■ Data shown

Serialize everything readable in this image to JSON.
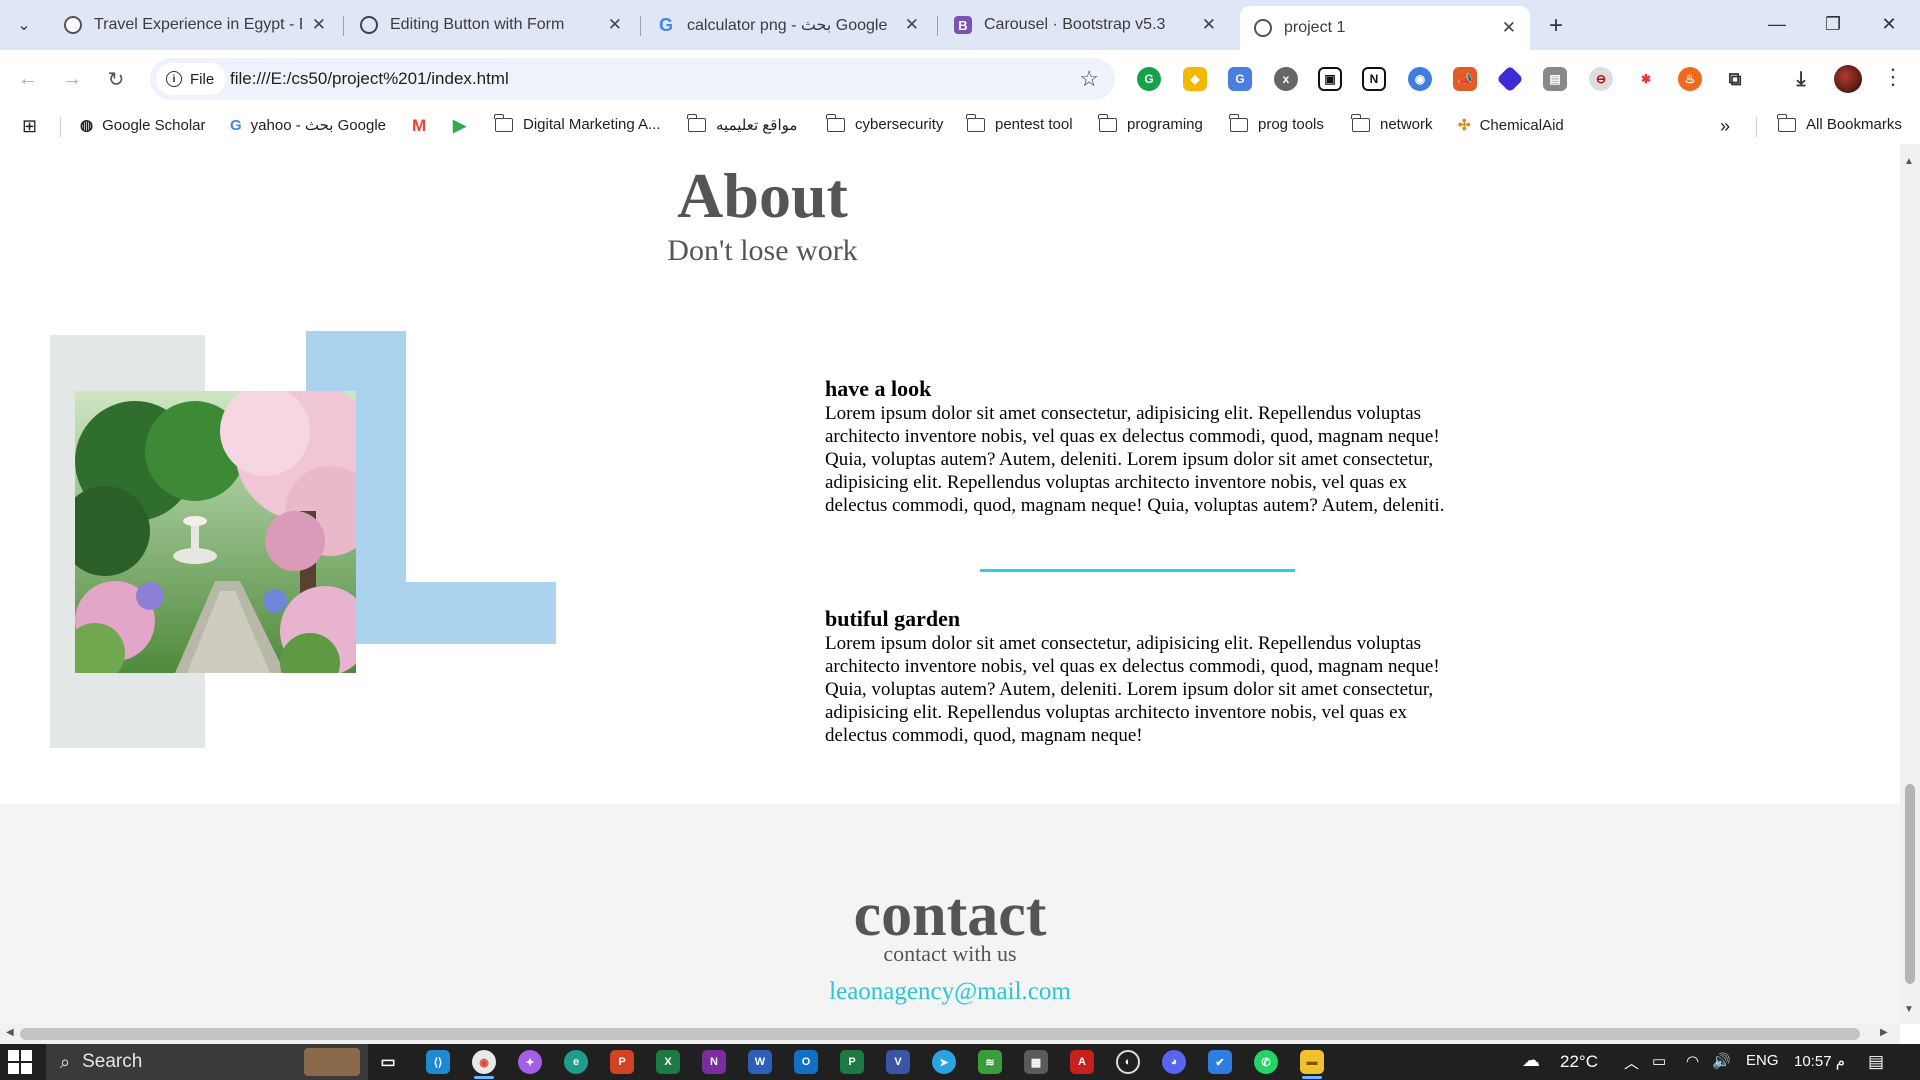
{
  "browser": {
    "tabs": [
      {
        "title": "Travel Experience in Egypt - Blo",
        "favicon": "globe-icon"
      },
      {
        "title": "Editing Button with Form",
        "favicon": "chatgpt-icon"
      },
      {
        "title": "calculator png - بحث Google",
        "favicon": "google-icon"
      },
      {
        "title": "Carousel · Bootstrap v5.3",
        "favicon": "bootstrap-icon"
      },
      {
        "title": "project 1",
        "favicon": "globe-icon",
        "active": true
      }
    ],
    "new_tab_label": "+",
    "site_chip_label": "File",
    "url": "file:///E:/cs50/project%201/index.html",
    "bookmarks": [
      {
        "label": "Google Scholar",
        "type": "site"
      },
      {
        "label": "yahoo - بحث Google",
        "type": "site"
      },
      {
        "label": "Digital Marketing A...",
        "type": "folder"
      },
      {
        "label": "مواقع تعليميه",
        "type": "folder"
      },
      {
        "label": "cybersecurity",
        "type": "folder"
      },
      {
        "label": "pentest tool",
        "type": "folder"
      },
      {
        "label": "programing",
        "type": "folder"
      },
      {
        "label": "prog tools",
        "type": "folder"
      },
      {
        "label": "network",
        "type": "folder"
      },
      {
        "label": "ChemicalAid",
        "type": "site"
      }
    ],
    "all_bookmarks_label": "All Bookmarks"
  },
  "page": {
    "about_title": "About",
    "about_subtitle": "Don't lose work",
    "section1_heading": "have a look",
    "section1_text": "Lorem ipsum dolor sit amet consectetur, adipisicing elit. Repellendus voluptas architecto inventore nobis, vel quas ex delectus commodi, quod, magnam neque! Quia, voluptas autem? Autem, deleniti. Lorem ipsum dolor sit amet consectetur, adipisicing elit. Repellendus voluptas architecto inventore nobis, vel quas ex delectus commodi, quod, magnam neque! Quia, voluptas autem? Autem, deleniti.",
    "section2_heading": "butiful garden",
    "section2_text": "Lorem ipsum dolor sit amet consectetur, adipisicing elit. Repellendus voluptas architecto inventore nobis, vel quas ex delectus commodi, quod, magnam neque! Quia, voluptas autem? Autem, deleniti. Lorem ipsum dolor sit amet consectetur, adipisicing elit. Repellendus voluptas architecto inventore nobis, vel quas ex delectus commodi, quod, magnam neque!",
    "contact_title": "contact",
    "contact_subtitle": "contact with us",
    "contact_email": "leaonagency@mail.com",
    "colors": {
      "heading": "#555555",
      "accent": "#29d3e6",
      "deco_blue": "#acd3ed",
      "deco_gray": "#e3e7e6"
    }
  },
  "taskbar": {
    "search_label": "Search",
    "weather_temp": "22°C",
    "language": "ENG",
    "time": "10:57 م"
  }
}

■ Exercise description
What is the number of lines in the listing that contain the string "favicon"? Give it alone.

■ Expected answer
5